Lagomasino recalls a recent family meeting where the man was focused on investment performance, access to investment products and other hard data.  The woman on the other hand, was concerned with how to determine which investments would be right for the family, and how to best communicate that to others involved in the decisions.  “The areas of focus are totally different,” says Lagomasino. “With men you communicate with a lot of charts and numbers, but if you put that chart in front of most women it’s a huge turnoff.” 

More women than ever need wealth management; they comprise 50 percent of the overall population. “It is an inexorable, incremental slope upward,” says Maria Elena. “More women will inherit wealth, because we outlive men. More women are creating wealth themselves. So increasingly, more women are becoming our central clients.”  Still, they represent only about 13 to 25 percent of the financial services industry.  

In Lagomasino’s opinion, the biggest challenge for women in regards to wealth management, whether on the investor or advisor level, is the fact that women are not usually encouraged to become financially savvy when they are young.  “I think this may be changing,” she says. “In my generation, finances were something you let the men in your life handle. I have actually conducted research on this. It is typical to let men handle all the financial affairs.  To this day, statistics show that if women have a man in their life – father, husband, brother, son – who is financially savvy, they are more than glad to delegate all the decisions about their wealth to the men in their life.”

Letting the man in a woman’s life take charge of the wealth management can be a plus if the man is skilled at this task, but it can become rough once that person is removed either through death or divorce. “Women need to take ownership of their own wealth, rather than remain dependent on someone else to make decisions that are vitally important to their life.
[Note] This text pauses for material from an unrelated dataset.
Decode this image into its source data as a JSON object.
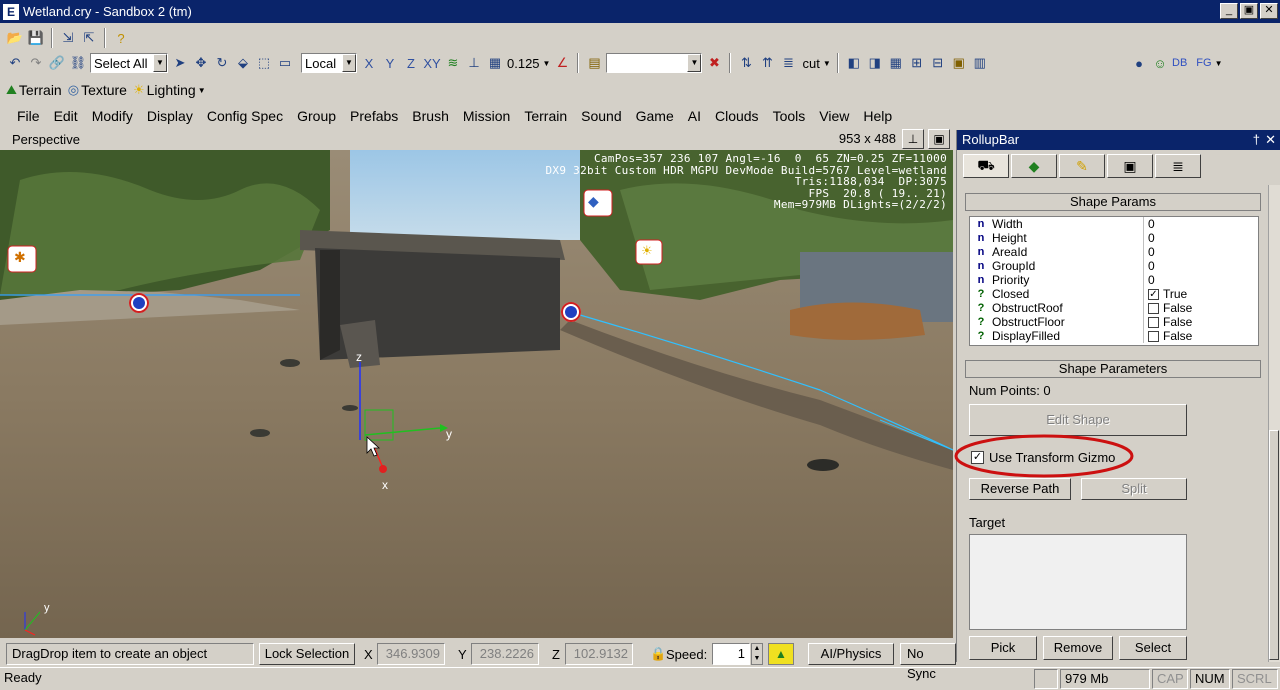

I always encourage women to be financially savvy themselves.”

When it comes to women considering finance as a career, some barriers – such as cultural traditions that have never considered the financial arena a place for women – still exist.  “This is changing now,” Lagomasino says. “As in the field of engineering today, more doors are open, and there are many more women in this space.”

Referring to her experiences as a bank executive, Lagomasino notes that traditionally, if she recruited 100 young people, the split was evenly divided, with fifty percent women, and fifty percent men.  “But over time, we ended up keeping a lot less women and that was a challenge,” she says.  “Much of the attrition was due to life decisions, with the women wanting to start a family.  They didn’t feel that a career in the financial services industry provided the flexibility.  Technology is changing that.”

“Women wanting to enter this field and succeed, must to do their homework,” says Lagomasino. “You need to know your material, and your job.  You have to understand a series of different disciplines, including investing, tax and planning issues, governance and family education.  Then you need to connect the dots between all of these, integrating that knowledge for your client.  Wealth Management is about helping, and making a difference,” stresses Lagomasino.

This panel discussion is designed to support and advance the core objectives at the heart of every FIBA conference: helping participants become more successful at what they do, and more attuned to the needs of their clients.  “Attendees can expect a mix of dialogue and evaluation on women as wealth advisors as well as wealth owners,” says Lagomasino. “Depending on the trajectory of the questions, we will discuss the challenges in our own careers, along with the contrasting ways men and women approach financial issues.”

Last year, FIBA’s panel on Women and Wealth drew more men than women by a ratio of 8 to 1.  “Men want to understand how to be better advisors to women clients,” she says. “That’s the opportunity presented in the upcoming conference. Our audience is already working with clients. Any insights to help them be better at their job will make the Forum, and this panel, worthwhile for them.”

For more details, or to register, visit this link.